* **Web page and app entries**
↓
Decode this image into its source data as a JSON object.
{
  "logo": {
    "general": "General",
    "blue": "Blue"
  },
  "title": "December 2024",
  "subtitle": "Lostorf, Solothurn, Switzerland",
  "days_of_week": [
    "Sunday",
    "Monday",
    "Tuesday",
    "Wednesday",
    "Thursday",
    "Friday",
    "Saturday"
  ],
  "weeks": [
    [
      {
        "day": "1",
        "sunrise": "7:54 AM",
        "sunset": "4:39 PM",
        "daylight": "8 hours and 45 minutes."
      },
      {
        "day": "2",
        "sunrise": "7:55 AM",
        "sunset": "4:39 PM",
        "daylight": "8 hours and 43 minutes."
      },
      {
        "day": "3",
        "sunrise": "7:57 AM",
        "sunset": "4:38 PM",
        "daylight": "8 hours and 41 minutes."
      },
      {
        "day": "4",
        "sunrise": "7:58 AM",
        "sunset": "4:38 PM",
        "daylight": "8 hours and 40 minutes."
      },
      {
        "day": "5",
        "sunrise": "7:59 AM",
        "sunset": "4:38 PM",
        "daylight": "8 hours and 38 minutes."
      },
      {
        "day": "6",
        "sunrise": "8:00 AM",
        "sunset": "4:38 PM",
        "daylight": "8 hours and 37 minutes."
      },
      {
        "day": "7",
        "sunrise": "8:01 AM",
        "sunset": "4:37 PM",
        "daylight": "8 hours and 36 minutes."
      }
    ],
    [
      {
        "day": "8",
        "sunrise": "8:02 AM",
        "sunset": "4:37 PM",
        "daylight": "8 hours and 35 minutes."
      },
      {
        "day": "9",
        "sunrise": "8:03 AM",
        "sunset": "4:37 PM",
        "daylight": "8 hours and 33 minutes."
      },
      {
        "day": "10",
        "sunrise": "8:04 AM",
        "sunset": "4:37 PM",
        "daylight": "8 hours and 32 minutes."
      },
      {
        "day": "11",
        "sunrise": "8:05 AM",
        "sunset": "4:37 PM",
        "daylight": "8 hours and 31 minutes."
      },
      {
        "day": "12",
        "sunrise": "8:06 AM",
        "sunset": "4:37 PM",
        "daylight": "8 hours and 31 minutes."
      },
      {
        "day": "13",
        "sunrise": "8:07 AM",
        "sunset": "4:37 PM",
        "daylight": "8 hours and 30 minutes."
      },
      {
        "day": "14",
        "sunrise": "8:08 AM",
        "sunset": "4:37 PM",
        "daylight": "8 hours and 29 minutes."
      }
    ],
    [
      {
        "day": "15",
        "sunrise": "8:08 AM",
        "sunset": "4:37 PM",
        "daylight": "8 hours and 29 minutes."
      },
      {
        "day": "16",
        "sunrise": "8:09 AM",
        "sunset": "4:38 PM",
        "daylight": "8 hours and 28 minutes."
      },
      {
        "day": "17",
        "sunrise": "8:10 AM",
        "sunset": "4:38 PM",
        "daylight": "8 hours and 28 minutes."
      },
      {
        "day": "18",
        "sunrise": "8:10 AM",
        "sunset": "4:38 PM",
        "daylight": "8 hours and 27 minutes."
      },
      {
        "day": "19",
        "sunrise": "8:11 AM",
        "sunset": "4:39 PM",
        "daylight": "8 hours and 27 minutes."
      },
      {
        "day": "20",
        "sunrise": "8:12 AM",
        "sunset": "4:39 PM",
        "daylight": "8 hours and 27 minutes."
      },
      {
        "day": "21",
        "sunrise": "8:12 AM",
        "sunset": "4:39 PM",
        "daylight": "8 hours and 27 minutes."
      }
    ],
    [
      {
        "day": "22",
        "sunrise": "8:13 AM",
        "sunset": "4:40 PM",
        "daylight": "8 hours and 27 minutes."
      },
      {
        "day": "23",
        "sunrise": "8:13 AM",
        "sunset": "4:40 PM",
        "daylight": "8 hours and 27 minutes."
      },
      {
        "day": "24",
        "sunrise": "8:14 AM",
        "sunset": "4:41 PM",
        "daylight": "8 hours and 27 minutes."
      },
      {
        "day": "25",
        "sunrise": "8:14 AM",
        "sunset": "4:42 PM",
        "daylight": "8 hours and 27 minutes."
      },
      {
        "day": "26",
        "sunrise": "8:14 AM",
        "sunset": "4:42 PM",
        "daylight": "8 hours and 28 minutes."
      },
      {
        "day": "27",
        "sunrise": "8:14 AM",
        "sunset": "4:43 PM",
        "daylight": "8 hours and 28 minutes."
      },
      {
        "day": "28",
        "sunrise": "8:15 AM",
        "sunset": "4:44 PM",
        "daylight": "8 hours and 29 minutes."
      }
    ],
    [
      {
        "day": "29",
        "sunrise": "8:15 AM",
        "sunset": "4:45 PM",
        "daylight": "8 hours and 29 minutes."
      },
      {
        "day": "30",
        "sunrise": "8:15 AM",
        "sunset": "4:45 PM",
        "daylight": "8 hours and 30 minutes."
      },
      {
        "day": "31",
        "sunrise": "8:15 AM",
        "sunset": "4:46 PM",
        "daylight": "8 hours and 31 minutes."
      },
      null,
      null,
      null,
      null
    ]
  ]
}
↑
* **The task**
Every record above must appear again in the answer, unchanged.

* **Task solution**
Decode this image into its source data as a JSON object.
{
  "logo": {
    "general": "General",
    "blue": "Blue"
  },
  "title": "December 2024",
  "subtitle": "Lostorf, Solothurn, Switzerland",
  "days_of_week": [
    "Sunday",
    "Monday",
    "Tuesday",
    "Wednesday",
    "Thursday",
    "Friday",
    "Saturday"
  ],
  "weeks": [
    [
      {
        "day": "1",
        "sunrise": "7:54 AM",
        "sunset": "4:39 PM",
        "daylight": "8 hours and 45 minutes."
      },
      {
        "day": "2",
        "sunrise": "7:55 AM",
        "sunset": "4:39 PM",
        "daylight": "8 hours and 43 minutes."
      },
      {
        "day": "3",
        "sunrise": "7:57 AM",
        "sunset": "4:38 PM",
        "daylight": "8 hours and 41 minutes."
      },
      {
        "day": "4",
        "sunrise": "7:58 AM",
        "sunset": "4:38 PM",
        "daylight": "8 hours and 40 minutes."
      },
      {
        "day": "5",
        "sunrise": "7:59 AM",
        "sunset": "4:38 PM",
        "daylight": "8 hours and 38 minutes."
      },
      {
        "day": "6",
        "sunrise": "8:00 AM",
        "sunset": "4:38 PM",
        "daylight": "8 hours and 37 minutes."
      },
      {
        "day": "7",
        "sunrise": "8:01 AM",
        "sunset": "4:37 PM",
        "daylight": "8 hours and 36 minutes."
      }
    ],
    [
      {
        "day": "8",
        "sunrise": "8:02 AM",
        "sunset": "4:37 PM",
        "daylight": "8 hours and 35 minutes."
      },
      {
        "day": "9",
        "sunrise": "8:03 AM",
        "sunset": "4:37 PM",
        "daylight": "8 hours and 33 minutes."
      },
      {
        "day": "10",
        "sunrise": "8:04 AM",
        "sunset": "4:37 PM",
        "daylight": "8 hours and 32 minutes."
      },
      {
        "day": "11",
        "sunrise": "8:05 AM",
        "sunset": "4:37 PM",
        "daylight": "8 hours and 31 minutes."
      },
      {
        "day": "12",
        "sunrise": "8:06 AM",
        "sunset": "4:37 PM",
        "daylight": "8 hours and 31 minutes."
      },
      {
        "day": "13",
        "sunrise": "8:07 AM",
        "sunset": "4:37 PM",
        "daylight": "8 hours and 30 minutes."
      },
      {
        "day": "14",
        "sunrise": "8:08 AM",
        "sunset": "4:37 PM",
        "daylight": "8 hours and 29 minutes."
      }
    ],
    [
      {
        "day": "15",
        "sunrise": "8:08 AM",
        "sunset": "4:37 PM",
        "daylight": "8 hours and 29 minutes."
      },
      {
        "day": "16",
        "sunrise": "8:09 AM",
        "sunset": "4:38 PM",
        "daylight": "8 hours and 28 minutes."
      },
      {
        "day": "17",
        "sunrise": "8:10 AM",
        "sunset": "4:38 PM",
        "daylight": "8 hours and 28 minutes."
      },
      {
        "day": "18",
        "sunrise": "8:10 AM",
        "sunset": "4:38 PM",
        "daylight": "8 hours and 27 minutes."
      },
      {
        "day": "19",
        "sunrise": "8:11 AM",
        "sunset": "4:39 PM",
        "daylight": "8 hours and 27 minutes."
      },
      {
        "day": "20",
        "sunrise": "8:12 AM",
        "sunset": "4:39 PM",
        "daylight": "8 hours and 27 minutes."
      },
      {
        "day": "21",
        "sunrise": "8:12 AM",
        "sunset": "4:39 PM",
        "daylight": "8 hours and 27 minutes."
      }
    ],
    [
      {
        "day": "22",
        "sunrise": "8:13 AM",
        "sunset": "4:40 PM",
        "daylight": "8 hours and 27 minutes."
      },
      {
        "day": "23",
        "sunrise": "8:13 AM",
        "sunset": "4:40 PM",
        "daylight": "8 hours and 27 minutes."
      },
      {
        "day": "24",
        "sunrise": "8:14 AM",
        "sunset": "4:41 PM",
        "daylight": "8 hours and 27 minutes."
      },
      {
        "day": "25",
        "sunrise": "8:14 AM",
        "sunset": "4:42 PM",
        "daylight": "8 hours and 27 minutes."
      },
      {
        "day": "26",
        "sunrise": "8:14 AM",
        "sunset": "4:42 PM",
        "daylight": "8 hours and 28 minutes."
      },
      {
        "day": "27",
        "sunrise": "8:14 AM",
        "sunset": "4:43 PM",
        "daylight": "8 hours and 28 minutes."
      },
      {
        "day": "28",
        "sunrise": "8:15 AM",
        "sunset": "4:44 PM",
        "daylight": "8 hours and 29 minutes."
      }
    ],
    [
      {
        "day": "29",
        "sunrise": "8:15 AM",
        "sunset": "4:45 PM",
        "daylight": "8 hours and 29 minutes."
      },
      {
        "day": "30",
        "sunrise": "8:15 AM",
        "sunset": "4:45 PM",
        "daylight": "8 hours and 30 minutes."
      },
      {
        "day": "31",
        "sunrise": "8:15 AM",
        "sunset": "4:46 PM",
        "daylight": "8 hours and 31 minutes."
      },
      null,
      null,
      null,
      null
    ]
  ]
}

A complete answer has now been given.